Commitments

I have too many interests. Fiddle. Guitar. Piano. Board games. Reading. Biking. Skiing. Hiking. Jogging. Video games. Generative art. Juggling. Card magic. Web development.

I don’t know if this is a common problem, but I suspect I’m not alone. If I were still childless and single, I might be able to find time to indulge all of these interests. Maybe.

That last one is the real problem, though: web development. Because that’s also my job. I’m lucky to be interested in something that led me to a relatively lucrative career. But it’s a double-edged sword. Because I get ideas for side projects, and then I want to spend some of my free time doing basically the same thing I do for work. Which usually means I’m not practicing my fiddle, or reading an interesting book.[1]

There’s nothing necessarily wrong with side projects. I’m not here to judge how people spend their time. In fact, this isn’t even about me taking on too many side projects, because I don’t.

This is about how I get an idea for a side project, and it just hangs around in my brain, even though I’m not working on it, and I probably won’t ever work on it. But it’s there, in my brain. It weighs on me like a commitment, even though I haven’t committed to it. And it will never go away, because I’m not actually working on it.

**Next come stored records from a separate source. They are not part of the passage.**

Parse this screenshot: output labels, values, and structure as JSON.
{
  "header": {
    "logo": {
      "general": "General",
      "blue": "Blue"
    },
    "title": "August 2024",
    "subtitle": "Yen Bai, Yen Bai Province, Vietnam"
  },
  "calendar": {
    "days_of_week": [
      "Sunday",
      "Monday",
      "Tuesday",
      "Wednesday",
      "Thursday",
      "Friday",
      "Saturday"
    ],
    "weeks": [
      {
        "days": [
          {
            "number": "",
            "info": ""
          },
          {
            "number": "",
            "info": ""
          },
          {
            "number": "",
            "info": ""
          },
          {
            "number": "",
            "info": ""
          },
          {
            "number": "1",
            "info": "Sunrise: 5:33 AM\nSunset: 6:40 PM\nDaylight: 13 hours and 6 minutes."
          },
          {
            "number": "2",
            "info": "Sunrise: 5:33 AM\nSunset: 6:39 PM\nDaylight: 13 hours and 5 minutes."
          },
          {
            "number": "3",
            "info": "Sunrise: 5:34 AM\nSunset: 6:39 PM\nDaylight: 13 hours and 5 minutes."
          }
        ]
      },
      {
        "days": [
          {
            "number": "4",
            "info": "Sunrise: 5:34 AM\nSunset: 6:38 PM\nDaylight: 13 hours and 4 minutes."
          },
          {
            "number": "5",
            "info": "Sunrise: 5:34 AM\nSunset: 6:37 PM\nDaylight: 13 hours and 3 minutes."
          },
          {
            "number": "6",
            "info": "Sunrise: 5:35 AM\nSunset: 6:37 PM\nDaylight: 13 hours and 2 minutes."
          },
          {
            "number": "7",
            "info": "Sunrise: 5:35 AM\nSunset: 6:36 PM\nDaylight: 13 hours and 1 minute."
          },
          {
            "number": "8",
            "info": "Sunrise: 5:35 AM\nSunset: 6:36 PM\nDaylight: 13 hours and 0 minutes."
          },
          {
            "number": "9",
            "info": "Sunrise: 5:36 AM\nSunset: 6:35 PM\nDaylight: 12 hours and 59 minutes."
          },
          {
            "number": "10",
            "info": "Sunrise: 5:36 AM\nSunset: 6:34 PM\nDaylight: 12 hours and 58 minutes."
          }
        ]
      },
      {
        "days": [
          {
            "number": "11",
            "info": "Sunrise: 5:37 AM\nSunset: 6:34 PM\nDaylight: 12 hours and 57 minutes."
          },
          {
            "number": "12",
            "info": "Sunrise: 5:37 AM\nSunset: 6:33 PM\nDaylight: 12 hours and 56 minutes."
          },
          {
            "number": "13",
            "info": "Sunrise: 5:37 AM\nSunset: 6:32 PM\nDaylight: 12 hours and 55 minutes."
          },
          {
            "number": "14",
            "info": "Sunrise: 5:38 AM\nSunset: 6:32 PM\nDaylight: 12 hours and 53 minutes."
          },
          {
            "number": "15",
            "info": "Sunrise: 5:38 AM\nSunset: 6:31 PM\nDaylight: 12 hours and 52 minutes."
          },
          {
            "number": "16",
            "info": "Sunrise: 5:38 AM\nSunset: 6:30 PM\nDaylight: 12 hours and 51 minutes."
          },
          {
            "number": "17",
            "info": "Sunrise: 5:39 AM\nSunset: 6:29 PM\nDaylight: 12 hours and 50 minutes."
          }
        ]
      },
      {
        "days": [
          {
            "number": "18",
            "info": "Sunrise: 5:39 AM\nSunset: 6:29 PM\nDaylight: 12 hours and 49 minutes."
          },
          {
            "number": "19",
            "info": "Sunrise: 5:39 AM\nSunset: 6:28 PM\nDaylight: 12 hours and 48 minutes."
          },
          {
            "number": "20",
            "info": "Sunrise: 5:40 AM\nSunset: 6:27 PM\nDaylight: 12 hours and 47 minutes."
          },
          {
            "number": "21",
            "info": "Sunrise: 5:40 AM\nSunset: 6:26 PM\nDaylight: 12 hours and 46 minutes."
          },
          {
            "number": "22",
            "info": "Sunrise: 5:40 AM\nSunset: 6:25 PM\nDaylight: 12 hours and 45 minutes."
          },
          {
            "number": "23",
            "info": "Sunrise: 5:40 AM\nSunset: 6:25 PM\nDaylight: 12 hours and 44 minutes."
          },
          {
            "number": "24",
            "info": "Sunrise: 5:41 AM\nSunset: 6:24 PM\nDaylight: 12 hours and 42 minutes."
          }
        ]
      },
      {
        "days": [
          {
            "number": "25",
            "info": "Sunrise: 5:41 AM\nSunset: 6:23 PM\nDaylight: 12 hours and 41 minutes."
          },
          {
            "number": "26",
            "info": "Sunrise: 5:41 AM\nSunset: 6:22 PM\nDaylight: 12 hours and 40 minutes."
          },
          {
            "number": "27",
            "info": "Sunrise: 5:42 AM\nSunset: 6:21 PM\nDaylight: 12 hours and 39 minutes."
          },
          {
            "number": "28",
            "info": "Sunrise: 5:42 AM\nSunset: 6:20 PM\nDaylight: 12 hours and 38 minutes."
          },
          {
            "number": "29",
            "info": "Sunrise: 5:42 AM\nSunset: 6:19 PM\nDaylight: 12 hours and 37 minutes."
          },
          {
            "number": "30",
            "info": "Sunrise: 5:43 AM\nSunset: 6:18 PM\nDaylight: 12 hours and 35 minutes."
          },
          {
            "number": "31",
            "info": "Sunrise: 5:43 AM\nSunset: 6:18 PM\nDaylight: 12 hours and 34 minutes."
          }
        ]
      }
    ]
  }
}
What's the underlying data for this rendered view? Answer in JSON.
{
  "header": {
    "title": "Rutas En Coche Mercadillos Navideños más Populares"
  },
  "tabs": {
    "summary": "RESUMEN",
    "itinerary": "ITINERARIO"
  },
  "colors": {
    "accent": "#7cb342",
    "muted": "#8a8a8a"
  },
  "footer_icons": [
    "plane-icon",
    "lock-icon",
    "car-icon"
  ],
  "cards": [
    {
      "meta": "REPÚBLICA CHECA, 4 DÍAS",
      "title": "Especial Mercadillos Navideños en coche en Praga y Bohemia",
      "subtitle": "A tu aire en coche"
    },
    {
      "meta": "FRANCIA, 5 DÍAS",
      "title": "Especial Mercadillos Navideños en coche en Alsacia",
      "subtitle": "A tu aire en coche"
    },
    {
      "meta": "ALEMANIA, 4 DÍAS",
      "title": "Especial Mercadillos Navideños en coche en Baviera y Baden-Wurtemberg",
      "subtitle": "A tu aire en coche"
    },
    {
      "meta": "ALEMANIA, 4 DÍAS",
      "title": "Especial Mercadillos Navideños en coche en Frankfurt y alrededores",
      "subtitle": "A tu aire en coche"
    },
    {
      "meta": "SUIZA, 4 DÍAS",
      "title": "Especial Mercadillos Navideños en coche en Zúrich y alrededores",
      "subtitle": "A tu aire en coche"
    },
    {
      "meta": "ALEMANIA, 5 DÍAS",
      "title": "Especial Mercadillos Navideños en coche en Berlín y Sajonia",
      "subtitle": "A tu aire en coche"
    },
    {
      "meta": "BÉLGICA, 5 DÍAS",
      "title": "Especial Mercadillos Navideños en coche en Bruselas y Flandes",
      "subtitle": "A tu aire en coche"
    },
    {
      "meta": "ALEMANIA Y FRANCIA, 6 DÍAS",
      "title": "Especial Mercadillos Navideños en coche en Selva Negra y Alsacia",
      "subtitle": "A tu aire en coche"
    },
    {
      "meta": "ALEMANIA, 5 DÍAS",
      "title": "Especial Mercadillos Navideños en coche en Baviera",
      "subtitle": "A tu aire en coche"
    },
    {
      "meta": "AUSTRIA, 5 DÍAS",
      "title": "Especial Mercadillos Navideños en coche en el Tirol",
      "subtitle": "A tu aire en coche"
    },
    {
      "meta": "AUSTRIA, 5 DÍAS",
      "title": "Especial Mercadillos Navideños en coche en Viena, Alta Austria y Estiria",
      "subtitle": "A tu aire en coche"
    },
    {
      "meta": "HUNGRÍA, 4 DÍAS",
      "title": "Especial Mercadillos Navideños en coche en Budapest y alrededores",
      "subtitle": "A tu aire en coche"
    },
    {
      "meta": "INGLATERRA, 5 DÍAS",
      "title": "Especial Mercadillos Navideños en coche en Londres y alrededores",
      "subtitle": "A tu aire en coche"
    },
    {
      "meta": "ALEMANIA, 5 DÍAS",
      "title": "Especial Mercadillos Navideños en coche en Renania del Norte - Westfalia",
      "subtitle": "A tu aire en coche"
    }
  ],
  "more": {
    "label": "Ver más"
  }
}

In theory, this is why I keep a list of “someday” projects.[2] In theory, an idea for a project pops into my head and I write it down so that I don’t have to keep thinking about it. But in practice, I do keep thinking about it because it interests me. At a certain point, I’m supposed to look at my list of someday projects and recognize the ones that I’m not going to do and remove them. But usually they linger on that list much longer than I should let them.

I’d like to get better about letting these ideas go. Letting them go when I write them down. Striking them from my someday list when it becomes clear I’m not interested enough to actually start.

My hope is that if I can stop carrying these pseudo-commitments around in my brain[3] I will have more space in my life to read more, or play games with friends. If I can let these project ideas go, then I won’t think of my weekends in terms of when I’ll have time to sit at my computer to work on something. Planning get-togethers with friends won’t feel like it’s taking away from time to work on something.

Perhaps even some of the interests I listed at the start of this fall into the category of someday projects. Maybe I need to let go of some of those hobbies to make a little more room in my head, too.

It’s like Dieter Rams said: “Less, but better.”

Maybe a meditation practice would help. I guess that’d be another interest I could add to the list…


  1. The other culprit is, of course, TV. ↩︎

  2. Something I learned from Getting Things Done. ↩︎

  3. And spend less time watching TV. Maybe it’s time to cancel some streaming services… ↩︎